Singing and Imagination: A Human Approach to a Great Musical Tradition
Oxford University Press, 1998 - 205 sidor
This book is written on the belief that the essential basic principles underlying good singing are in themselves rather few, and very simple, but that their application is amazingly varied in light of the individual's needs. It is not intended as a manual of voice production, and does not concern itself with medical matters, nor directly with anatomy, physiology, and acoustics.

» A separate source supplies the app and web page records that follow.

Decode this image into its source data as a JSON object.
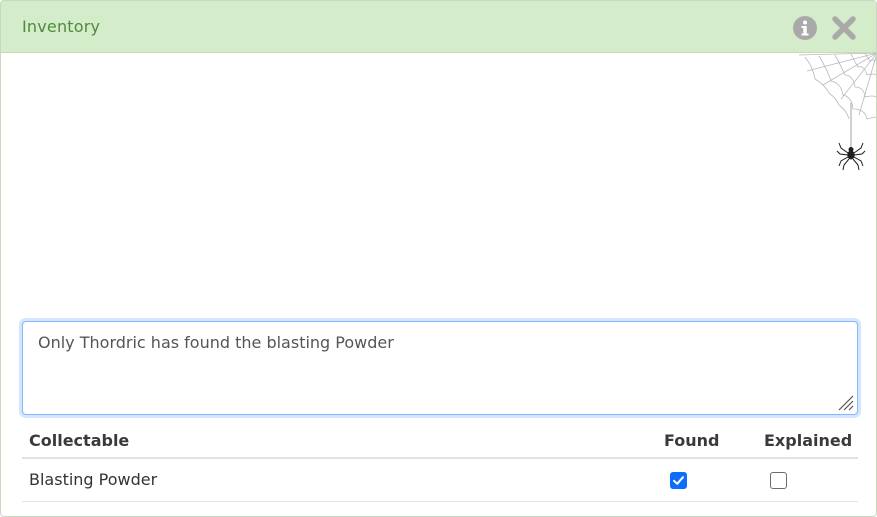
{
  "dialog": {
    "title": "Inventory",
    "info_icon": "info-icon",
    "close_icon": "close-icon",
    "decoration_icon": "spider-web-icon"
  },
  "note": {
    "value": "Only Thordric has found the blasting Powder"
  },
  "table": {
    "headers": [
      "Collectable",
      "Found",
      "Explained"
    ],
    "rows": [
      {
        "name": "Blasting Powder",
        "found": true,
        "explained": false
      }
    ]
  },
  "colors": {
    "titlebar_bg": "#d4ecca",
    "title_text": "#4f8a3e",
    "checkbox_checked": "#0d6efd",
    "focus_border": "#86b7fe"
  }
}
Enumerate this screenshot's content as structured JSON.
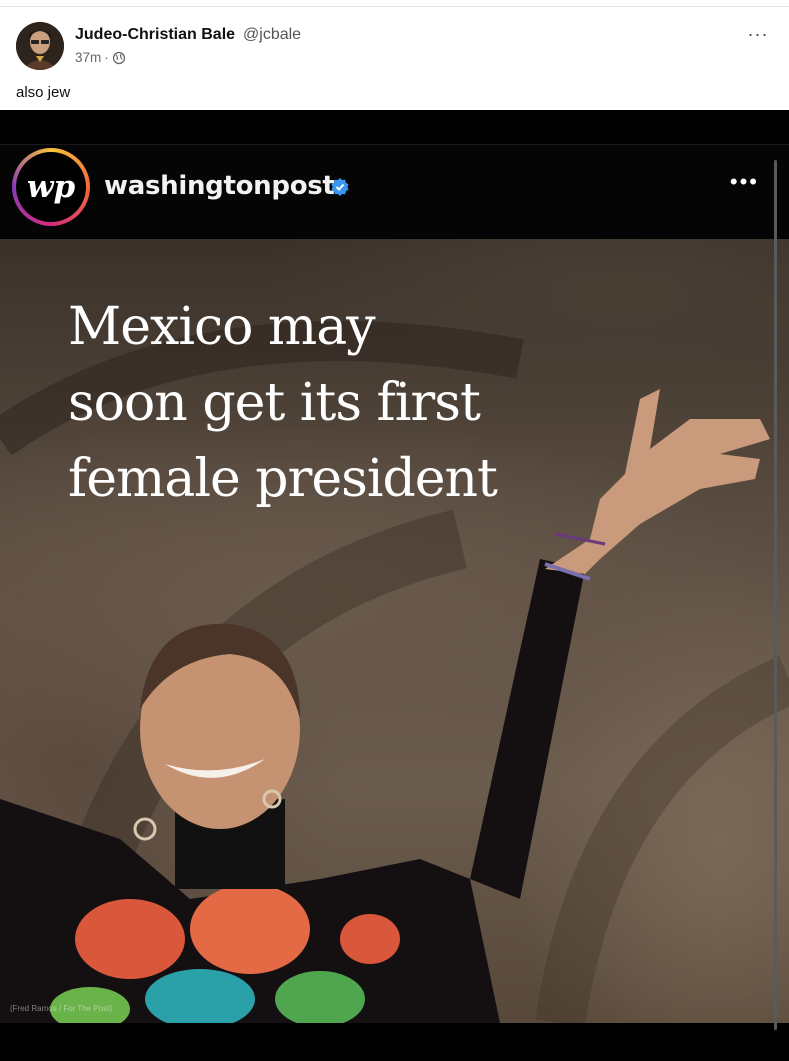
{
  "author": {
    "name": "Judeo-Christian Bale",
    "handle": "@jcbale",
    "timestamp": "37m",
    "separator": "·",
    "visibility_icon": "globe-icon"
  },
  "post": {
    "text": "also jew",
    "more_label": "···"
  },
  "embed": {
    "account": "washingtonpost",
    "logo_text": "wp",
    "more_label": "•••",
    "headline_lines": [
      "Mexico may",
      "soon get its first",
      "female president"
    ],
    "photo_credit": "(Fred Ramos / For The Post)"
  },
  "colors": {
    "verified": "#3897f0",
    "header_bg": "#050505",
    "text_primary": "#111111"
  }
}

While not belittling the value of appropriate scientific investigation, Thomas Hemsley believes that modern methods of training have gone too far in the direction of the materialistic approach; that singing in all its aspects and at all times should be guided by the imagination, the feelings, and the intuition; that we have become so pre-occupied by voice per se and the vocal function since the advent of vocal science, that we too easily forget that singing is not voice, but modification of voice - "not only a language through which we understand the emotions of others, but also a means of exciting our sympathy with such emotions," (H. Spencer). This book can be seen as an attempt to redress the balance.